The all-party parliamentary group on smoking and health, ASH, the British Heart Foundation, Cancer Research UK, the Royal College of Physicians and many others are calling on the Government to adopt their road map to a smoke-free 2030. That would include the creation of a smoke-free 2030 fund, into which tobacco manufacturers would be legally required to give funds to finance the action needed to achieve the smoke-free 2030 goal.
What consideration have the Government given to the road map to a smoke-free 2030 and, in particular, the proposal that there should be some kind of levy on tobacco manufacturers? In the same way as the sugar tax was hypothecated to tackle obesity, what consideration have the Government given to introducing a hypothecated levy to take action to eliminate smoking?
Clause 80 increases the duty charge on all tobacco products by RPI inflation plus 2% in line with the tobacco duty escalator. In addition, the duty on hand-rolling tobacco will rise by an additional 4% to 6% above RPI inflation this year.
Smoking rates in the UK are falling, but they are still too high. Around 14% of adults are smokers. We have ambitious plans to reduce that still further, as set out by the Department of Health and Social Care in its tobacco control plan. That includes a commitment to continue the policy of maintaining high duty rates for tobacco products to improve public health. The UK has comprehensive tobacco control legislation, which is the envy of the world. However, smoking is still the single largest cause of preventable illness and premature death in the UK. It accounts for around 100,000 deaths per year and kills about half of all long-term users. According to Action on Smoking and Health, smoking costs society almost £14 billion per year, including £2 billion in costs to the NHS of treating disease caused by smoking.
At the Budget, my right hon. Friend the Chancellor announced that the Government were committed to maintaining the tobacco duty escalator until the end of the Parliament. The clause therefore specifies that the duty charged on all tobacco products will rise by 2% above RPI inflation. In addition, duty on hand-rolling tobacco will rise by an additional 4% to 6% above RPI inflation this year. The clause also specifies that for the minimum excise tax—the minimum amount of duty to be paid on a pack of cigarettes—the specific duty component will rise in line with cigarette duty.
The new tobacco duty rates will be treated as taking effect from 6 pm on the day they were announced:
I turn to amendment 11, which is designed to place a statutory requirement on my right hon.

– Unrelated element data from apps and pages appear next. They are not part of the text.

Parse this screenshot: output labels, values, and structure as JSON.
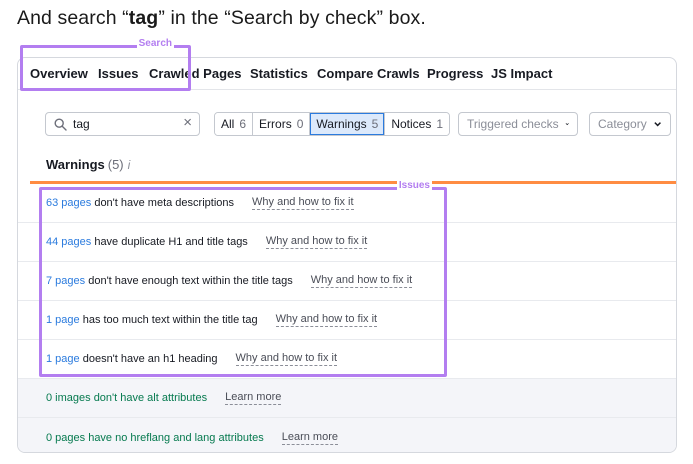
{
  "caption": {
    "prefix": "And search “",
    "keyword": "tag",
    "suffix": "” in the “Search by check” box."
  },
  "tabs": [
    {
      "label": "Overview",
      "active": false
    },
    {
      "label": "Issues",
      "active": true
    },
    {
      "label": "Crawled Pages",
      "active": false
    },
    {
      "label": "Statistics",
      "active": false
    },
    {
      "label": "Compare Crawls",
      "active": false
    },
    {
      "label": "Progress",
      "active": false
    },
    {
      "label": "JS Impact",
      "active": false
    }
  ],
  "search": {
    "value": "tag",
    "annotation_label": "Search",
    "icon": "search-icon",
    "clear_icon": "close-icon"
  },
  "filters": [
    {
      "label": "All",
      "count": "6",
      "active": false
    },
    {
      "label": "Errors",
      "count": "0",
      "active": false
    },
    {
      "label": "Warnings",
      "count": "5",
      "active": true
    },
    {
      "label": "Notices",
      "count": "1",
      "active": false
    }
  ],
  "dropdowns": {
    "triggered": "Triggered checks",
    "category": "Category"
  },
  "warnings_header": {
    "title": "Warnings",
    "count": "(5)",
    "info_icon": "i"
  },
  "issues_annotation_label": "Issues",
  "issues": [
    {
      "link": "63 pages",
      "text": " don't have meta descriptions",
      "fix": "Why and how to fix it"
    },
    {
      "link": "44 pages",
      "text": " have duplicate H1 and title tags",
      "fix": "Why and how to fix it"
    },
    {
      "link": "7 pages",
      "text": " don't have enough text within the title tags",
      "fix": "Why and how to fix it"
    },
    {
      "link": "1 page",
      "text": " has too much text within the title tag",
      "fix": "Why and how to fix it"
    },
    {
      "link": "1 page",
      "text": " doesn't have an h1 heading",
      "fix": "Why and how to fix it"
    }
  ],
  "passed": [
    {
      "text": "0 images don't have alt attributes",
      "more": "Learn more"
    },
    {
      "text": "0 pages have no hreflang and lang attributes",
      "more": "Learn more"
    }
  ],
  "colors": {
    "accent": "#2b7bde",
    "annotation": "#b37ef0",
    "warning_bar": "#ff8c42",
    "passed_text": "#067a4f"
  }
}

Friend the Chancellor to review the public health effects of changes to tobacco duty. The Chancellor assesses the impact of all potential changes in his Budget considerations every year. The tax information and impact note published alongside the Budget announcement sets out the Government’s assessment of the expected impacts. The Government are committed to improving public health by reducing smoking prevalence, and we co-ordinate these efforts through the tobacco control delivery plan 2017 to 2022, which also provides the framework for robust and ongoing policy evaluation. Accordingly, we review our duty rates at each fiscal event to ensure that they continue to meet our two objectives of protecting public health and raising revenue for vital public services.

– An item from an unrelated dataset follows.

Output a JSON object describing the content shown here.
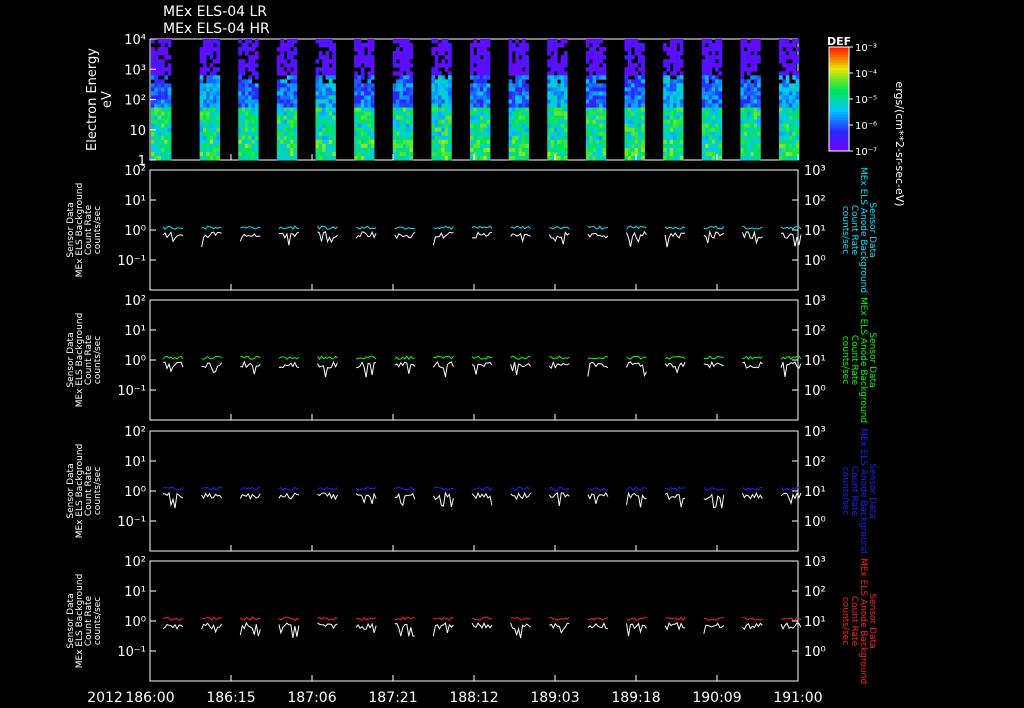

I hope that reassures the Committee, and I ask Members to reject the amendment. The clause will continue our tried and tested policy of using high duty rates on tobacco products to make tobacco less affordable and continue the reduction in smoking prevalence, thus reducing the burden that smoking places on our public services.
On the point about a tobacco levy, I believe the Government laid out their position on introducing a levy in 2015. We do not believe a levy is an effective way to raise revenue or protect public health.